The center passage leads to the companionway, but first we encounter the helm station with two single settees and a small couch on the opposite side. Talking of the dashboard, the arrangement is ergonomic enough to have everything under control without creating confusion.
In order to reach the foredeck there’s an opening section in the windscreen. The bow area is large and comfortable for three people, with a sort of triple chaise-longue completed by armrests and headrests.
The Beneteau Flyer 10 is perfect for 4-people cruises and day trips for six, to the point that it can also be attractive for charter professionals
The raised flooring reduces the protection provided by the bulwark, but a tall rail comes into play and offers maximum safety when moving around the area.
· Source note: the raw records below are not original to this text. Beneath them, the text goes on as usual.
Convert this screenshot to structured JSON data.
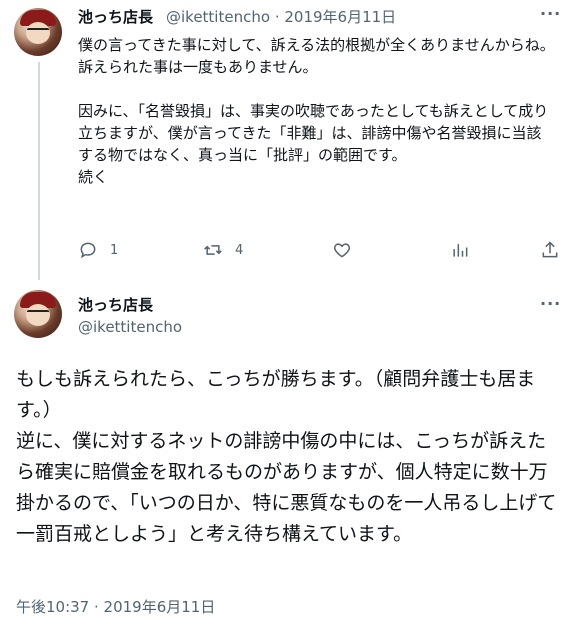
{
  "tweet1": {
    "name": "池っち店長",
    "handle": "@ikettitencho",
    "date": "2019年6月11日",
    "paragraphs": [
      "僕の言ってきた事に対して、訴える法的根拠が全くありませんからね。訴えられた事は一度もありません。",
      "因みに、「名誉毀損」は、事実の吹聴であったとしても訴えとして成り立ちますが、僕が言ってきた「非難」は、誹謗中傷や名誉毀損に当該する物ではなく、真っ当に「批評」の範囲です。",
      "続く"
    ],
    "reply_count": "1",
    "retweet_count": "4"
  },
  "tweet2": {
    "name": "池っち店長",
    "handle": "@ikettitencho",
    "paragraphs": [
      "もしも訴えられたら、こっちが勝ちます。（顧問弁護士も居ます。）",
      "逆に、僕に対するネットの誹謗中傷の中には、こっちが訴えたら確実に賠償金を取れるものがありますが、個人特定に数十万掛かるので、「いつの日か、特に悪質なものを一人吊るし上げて一罰百戒としよう」と考え待ち構えています。"
    ],
    "timestamp": "午後10:37 · 2019年6月11日"
  },
  "icons": {
    "more": "more-icon",
    "reply": "reply-icon",
    "retweet": "retweet-icon",
    "like": "like-icon",
    "views": "views-icon",
    "share": "share-icon"
  },
  "colors": {
    "text": "#0f1419",
    "secondary": "#536471",
    "thread_line": "#cfd9de"
  }
}
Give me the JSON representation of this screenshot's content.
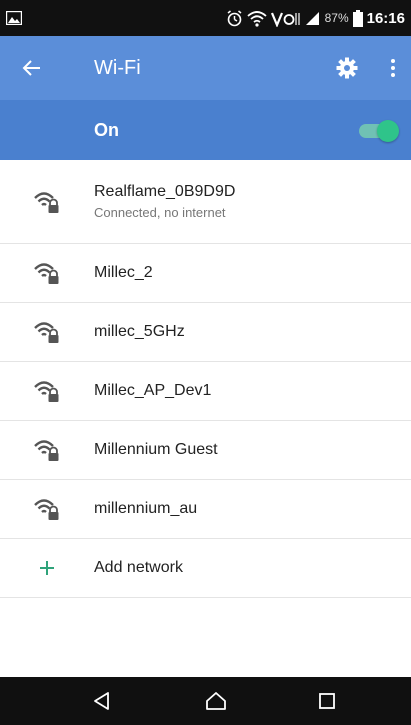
{
  "status_bar": {
    "battery": "87%",
    "time": "16:16",
    "icons": [
      "image-notification-icon",
      "alarm-icon",
      "wifi-icon",
      "volte-icon",
      "signal-icon",
      "battery-icon"
    ]
  },
  "toolbar": {
    "title": "Wi-Fi",
    "icons": [
      "back-arrow-icon",
      "gear-icon",
      "more-vert-icon"
    ]
  },
  "wifi_switch": {
    "label": "On",
    "state": "on"
  },
  "networks": [
    {
      "name": "Realflame_0B9D9D",
      "status": "Connected, no internet"
    },
    {
      "name": "Millec_2"
    },
    {
      "name": "millec_5GHz"
    },
    {
      "name": "Millec_AP_Dev1"
    },
    {
      "name": "Millennium Guest"
    },
    {
      "name": "millennium_au"
    }
  ],
  "add_network": {
    "label": "Add network"
  },
  "colors": {
    "toolbar": "#5b8ed9",
    "switch_bar": "#4a80cf",
    "toggle_accent": "#2fc48a",
    "add_icon": "#2fa37a"
  }
}
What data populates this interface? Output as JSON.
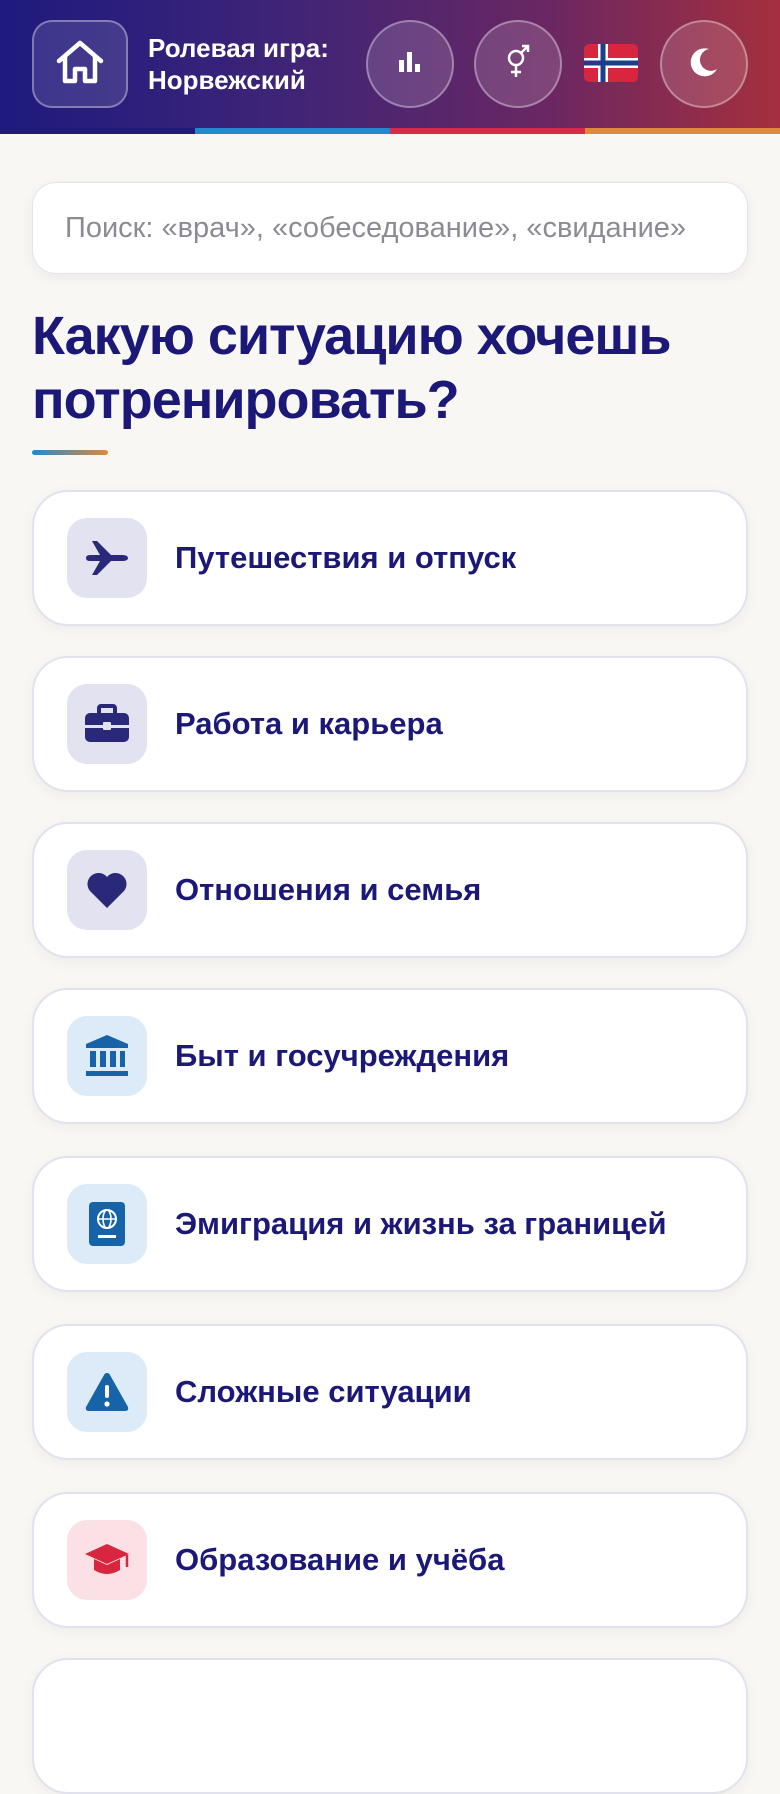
{
  "header": {
    "title_line1": "Ролевая игра:",
    "title_line2": "Норвежский",
    "gradient": [
      "#1e1a7e",
      "#a52f3e"
    ],
    "stripe_colors": [
      "#1e1a7e",
      "#1f8ad0",
      "#d92a4a",
      "#e0893a"
    ],
    "buttons": [
      {
        "name": "home-icon"
      },
      {
        "name": "stats-icon"
      },
      {
        "name": "gender-icon"
      },
      {
        "name": "norway-flag-icon"
      },
      {
        "name": "moon-icon"
      }
    ]
  },
  "search": {
    "placeholder": "Поиск: «врач», «собеседование», «свидание»"
  },
  "heading": {
    "text": "Какую ситуацию хочешь потренировать?"
  },
  "categories": [
    {
      "label": "Путешествия и отпуск",
      "icon": "airplane-icon",
      "icon_bg": "#e3e2f0",
      "icon_color": "#2a2878"
    },
    {
      "label": "Работа и карьера",
      "icon": "briefcase-icon",
      "icon_bg": "#e3e2f0",
      "icon_color": "#2a2878"
    },
    {
      "label": "Отношения и семья",
      "icon": "heart-icon",
      "icon_bg": "#e3e2f0",
      "icon_color": "#2a2878"
    },
    {
      "label": "Быт и госучреждения",
      "icon": "bank-icon",
      "icon_bg": "#dcebf7",
      "icon_color": "#1663a8"
    },
    {
      "label": "Эмиграция и жизнь за границей",
      "icon": "passport-icon",
      "icon_bg": "#dcebf7",
      "icon_color": "#1663a8"
    },
    {
      "label": "Сложные ситуации",
      "icon": "warning-icon",
      "icon_bg": "#dcebf7",
      "icon_color": "#1663a8"
    },
    {
      "label": "Образование и учёба",
      "icon": "graduation-cap-icon",
      "icon_bg": "#fbe1e5",
      "icon_color": "#d7263d"
    }
  ]
}
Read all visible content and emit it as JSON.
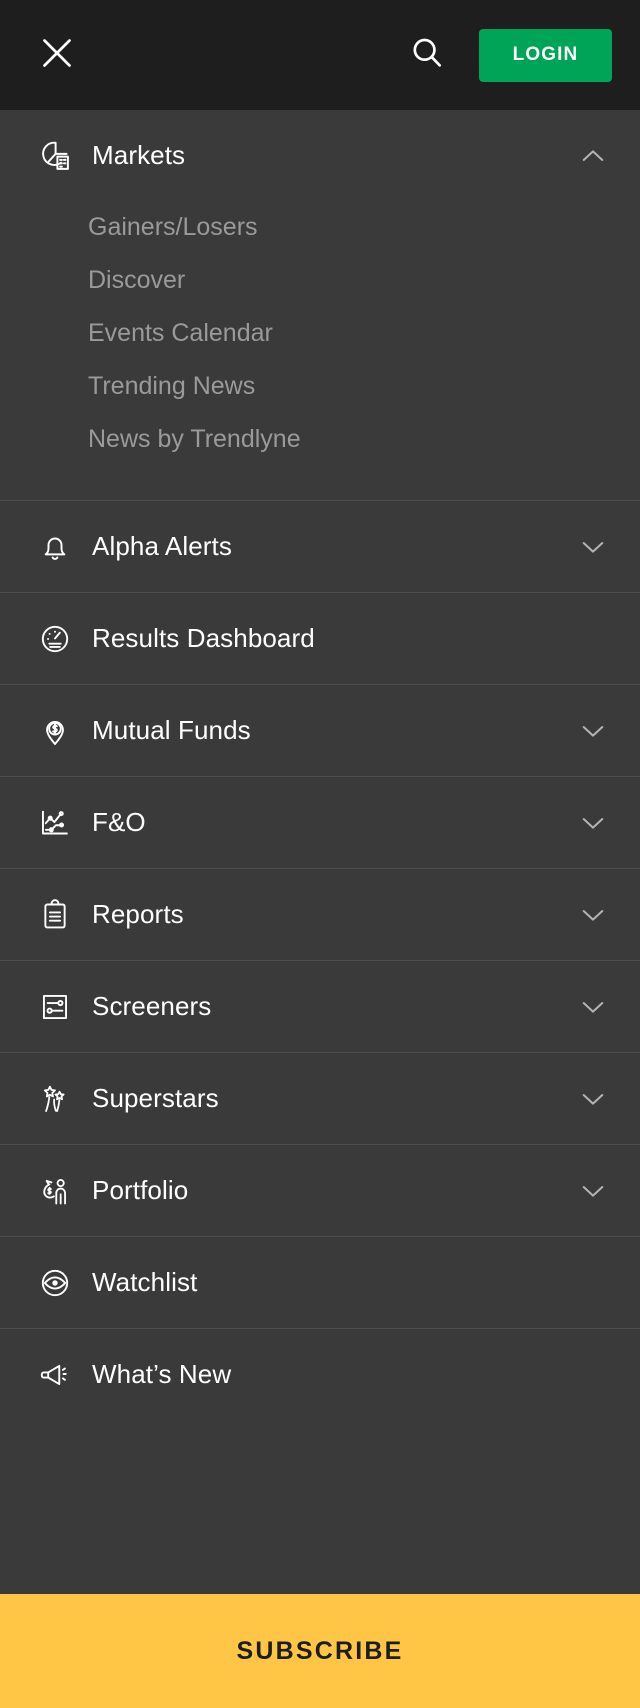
{
  "theme": {
    "header_bg": "#1e1e1e",
    "menu_bg": "#3a3a3a",
    "divider": "#4d4d4d",
    "text_primary": "#ffffff",
    "text_secondary": "#9a9a9a",
    "login_green": "#00a457",
    "subscribe_yellow": "#ffc645",
    "subscribe_text": "#1d1d1d"
  },
  "header": {
    "close_icon": "close-icon",
    "search_icon": "search-icon",
    "login_label": "LOGIN"
  },
  "menu": {
    "items": [
      {
        "label": "Markets",
        "icon": "markets-icon",
        "expandable": true,
        "expanded": true,
        "chevron": "chevron-up-icon",
        "submenu": [
          {
            "label": "Gainers/Losers"
          },
          {
            "label": "Discover"
          },
          {
            "label": "Events Calendar"
          },
          {
            "label": "Trending News"
          },
          {
            "label": "News by Trendlyne"
          }
        ]
      },
      {
        "label": "Alpha Alerts",
        "icon": "bell-icon",
        "expandable": true,
        "expanded": false,
        "chevron": "chevron-down-icon",
        "submenu": []
      },
      {
        "label": "Results Dashboard",
        "icon": "gauge-icon",
        "expandable": false,
        "expanded": false,
        "chevron": "",
        "submenu": []
      },
      {
        "label": "Mutual Funds",
        "icon": "dollar-pin-icon",
        "expandable": true,
        "expanded": false,
        "chevron": "chevron-down-icon",
        "submenu": []
      },
      {
        "label": "F&O",
        "icon": "line-chart-icon",
        "expandable": true,
        "expanded": false,
        "chevron": "chevron-down-icon",
        "submenu": []
      },
      {
        "label": "Reports",
        "icon": "clipboard-icon",
        "expandable": true,
        "expanded": false,
        "chevron": "chevron-down-icon",
        "submenu": []
      },
      {
        "label": "Screeners",
        "icon": "filter-sliders-icon",
        "expandable": true,
        "expanded": false,
        "chevron": "chevron-down-icon",
        "submenu": []
      },
      {
        "label": "Superstars",
        "icon": "sparkler-stars-icon",
        "expandable": true,
        "expanded": false,
        "chevron": "chevron-down-icon",
        "submenu": []
      },
      {
        "label": "Portfolio",
        "icon": "money-bag-person-icon",
        "expandable": true,
        "expanded": false,
        "chevron": "chevron-down-icon",
        "submenu": []
      },
      {
        "label": "Watchlist",
        "icon": "eye-icon",
        "expandable": false,
        "expanded": false,
        "chevron": "",
        "submenu": []
      },
      {
        "label": "What’s New",
        "icon": "megaphone-icon",
        "expandable": false,
        "expanded": false,
        "chevron": "",
        "submenu": []
      }
    ]
  },
  "footer": {
    "subscribe_label": "SUBSCRIBE"
  }
}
The anchor winch is inside a compartment but the bow roller is visible, so as to make it possible to know where the anchor is even when at the helm.
From the companionway, two steps down lead to the dinette, which of course can convert into a double berth. The heads is on the starboard side and features a separate shower. To port, the guest cabin sports a double bed that extends under the deck. Overall, the use of the available space is very good for a model that should belong to the day-cruiser range.
In conclusion, the Beneteau Flyer 10 is perfect for 4-people cruises and day trips for six, to the point that it can also be attractive for charter professionals, since the arrangement of the cushions on the deck can please six guests at once without disturbing the work of the skipper, who can move easily using the center passage.
For larger groups, livability on board can become a bit more chaotic, because the impossibility of removing the table in the cockpit limits the freedom of movement. For the same reason, this boat is definitely not recommended for fishing.
(test by Carlo Luongo)
The numbers of Beneteau Flyer 10
- Length overall …………… 9.98 m
- Length LH …………… 9.63 m
- Beam …………… 3.35 m
- Draft (min/max) …………… 0.80 – 1.30 m
- Dry displacement, with engines …………… 5 688 kg
- Fuel reserve …………… 2×400 l
- Fresh water reserve …………… 160 l
- Max output …………… 700 hp
- CE design category …………… B – 8 / C – 11
- rpm knots mph lph nm/l range (20% reserve)
- 650 2.5 2.9 4.3 0.58 372
- 1000 4.5 5.2 10 0.45 288
- 1500 6.3 7.3 16 0.39 252
- 2000 7.9 9.1 26 0.30 194
- 2500 8.8 10.1 41 0.21 137
- 3000 10.6 12.2 62 0.17 109
- 3500 19.5 22.4 73.7 0.26 169
- 4000 25.8 29.7 92 0.28 179
- 4500 29.6 34.1 113 0.26 168
- 5000 34.3 39.5 138 0.25 159
- 5500 38.5 44.3 180 0.21 137
- 5900 40.4 46.5 217 0.19 119
- 6200 42.2 48.6 223 0.19 121
- Into planing at …………… 3500 rpm – 19.5 kn
- Acceleration 0 to planing …………… 7.64 seconds
- Acceleration 0 to 30 knots …………… 13,8 seconds
Calm sea – side wind – clean hull – 3 passengers – fuel 400 l – no fresh water
Indicative price (VAT not included)
Boat, no engines …………… € 95.120
Test boat, with 2x Suzuki DF350A Black and options ……………€ 170.014